Narcissistic Personality Disorder
People with Narcissistic Personality Disorder typically have a highly inflated sense of self-importance. They may need excessive amounts of admiration, and they usually lack empathy toward others. They often display a condescending or snobbish attitude toward others. Because of how they treat those around them, people with Narcissistic Personality Disorder often have difficulty maintaining their relationships.
A personality is disordered when one’s behaviors, thoughts, and feeling patterns toward the world, toward oneself, and toward others are maladaptive, incongruent, or inflexible. A personality disorder impairs one’s ability to function in the world. To be diagnosed with a personality disorder, the pattern of deviant behaviors and distress needs to be long-standing and manifest across different situations.
3 Important Facts
- Roughly 6.2 percent of the general U.S. population has Narcissistic Personality Disorder. Although more males are diagnosed than females, both genders can have it.
- Like other personality disorders, NPD symptoms decrease in severity over time, particularly in a person’s 40s and 50s.
- Traits of personality disorders usually begin appearing during preteen and teen years, when personality is more established. But traits can begin in childhood.
- Has a grandiose sense of self-importance (believes they are inherently superior; may exaggerate achievements)
- Needs excessive amounts of admiration
- Lacks empathy
- Fantasizes about success, power, beauty or wealth
- Regularly comes across as arrogant or haughty
- Takes advantage of others to achieve their own end
- Believes they are special
- Often envies others or believes others envy them
- Displays strong sense of entitlement (expects others to cater to their demands or requires special treatment)
Although it would seem otherwise, people with Narcissistic Personality Disorder are often highly insecure. Their narcissistic behaviors are used to mask these insecurities.
Like other personality disorders, Narcissistic Personality Disorder requires treatment, usually in the form of psychotherapy. A therapist who has worked with personality disorders can help someone with NPD become aware of the thoughts and behaviors that are wreaking havoc on their life. Sometimes residential treatment or hospitalization may be necessary to help those with severe symptoms. This is especially true when people with the disorder are impulsive and self-destructive.
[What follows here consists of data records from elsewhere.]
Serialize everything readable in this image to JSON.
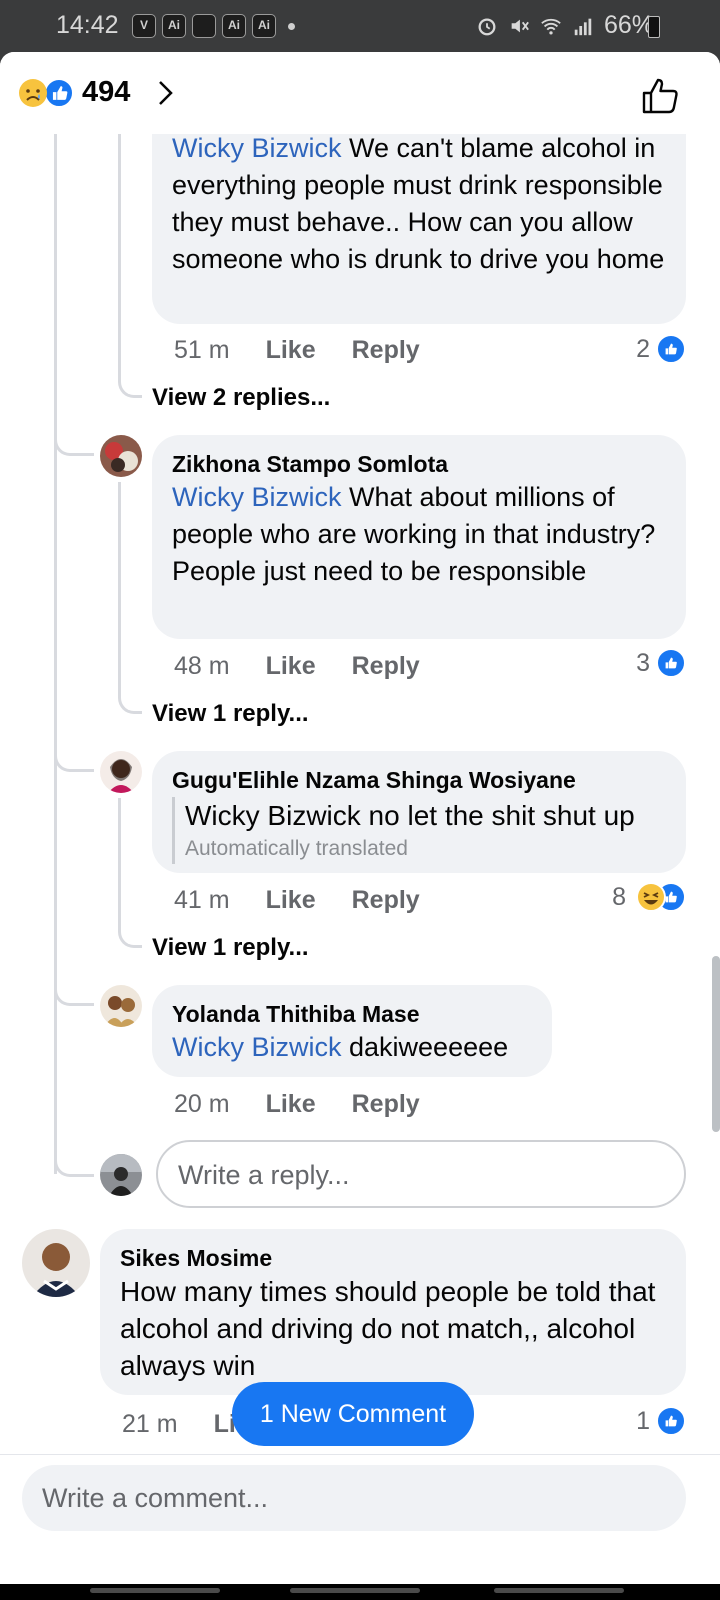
{
  "status_bar": {
    "time": "14:42",
    "app_icons": [
      "V",
      "Ai",
      "",
      "Ai",
      "Ai"
    ],
    "battery": "66%"
  },
  "header": {
    "reaction_count": "494"
  },
  "comments": [
    {
      "mention": "Wicky Bizwick",
      "text": " We can't blame alcohol in everything people must drink responsible they must behave.. How can you allow someone who is drunk to drive you home",
      "time": "51 m",
      "like": "Like",
      "reply": "Reply",
      "reactions": "2",
      "view_replies": "View 2 replies..."
    },
    {
      "author": "Zikhona Stampo Somlota",
      "mention": "Wicky Bizwick",
      "text": " What about millions of people who are working in that industry? People just need to be responsible",
      "time": "48 m",
      "like": "Like",
      "reply": "Reply",
      "reactions": "3",
      "view_replies": "View 1 reply..."
    },
    {
      "author": "Gugu'Elihle Nzama Shinga Wosiyane",
      "text": "Wicky Bizwick no let the shit shut up",
      "translated_note": "Automatically translated",
      "time": "41 m",
      "like": "Like",
      "reply": "Reply",
      "reactions": "8",
      "view_replies": "View 1 reply..."
    },
    {
      "author": "Yolanda Thithiba Mase",
      "mention": "Wicky Bizwick",
      "text": " dakiweeeeee",
      "time": "20 m",
      "like": "Like",
      "reply": "Reply"
    }
  ],
  "reply_input": {
    "placeholder": "Write a reply..."
  },
  "top_comment": {
    "author": "Sikes Mosime",
    "text": "How many times should people be told that alcohol and driving do not match,, alcohol always win",
    "time": "21 m",
    "like_partial": "Li",
    "reactions": "1"
  },
  "new_comment_pill": "1 New Comment",
  "comment_input": {
    "placeholder": "Write a comment..."
  },
  "colors": {
    "accent": "#1877f2",
    "mention": "#2d64bc",
    "bubble": "#f0f2f5"
  }
}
Group therapy may also be beneficial. It can help the person see others as individuals and see themselves in a more positive light.
If you suspect you or your loved one is suffering from Narcissistic Personality Disorder, talk with a mental health professional who can make a proper diagnosis and create a treatment plan.
- How do I know it's Narcissistic Personality Disorder rather than self-absorption?
Someone who is self-absorbed may display a couple of the symptoms listed above. But, in general, they will be able to function normally in most situations. A person with NPD, however, will display most of the symptoms listed above. They will also experience distress or chaos in most situations due to the disorder.
- What are the causes of Narcissistic Personality Disorder?
We don’t know what causes Narcissistic Personality Disorder. However, most professionals believe it is a result of biological and genetic factors, social factors and psychological factors.
- How is Narcissistic Personality Disorder diagnosed?
There is no standard test to diagnose NPD. A mental health professional will evaluate the symptoms, life history and patterns of interaction and then make the diagnosis.
- Can Narcissistic Personality Disorder be cured?
Personality disorders are often hard to be completely reversed, but with the right treatment, symptoms can be reduced and people with NPD can learn healthier ways of interacting with others and have their needs met. It is very possible to live a full, happy life with a personality disorder.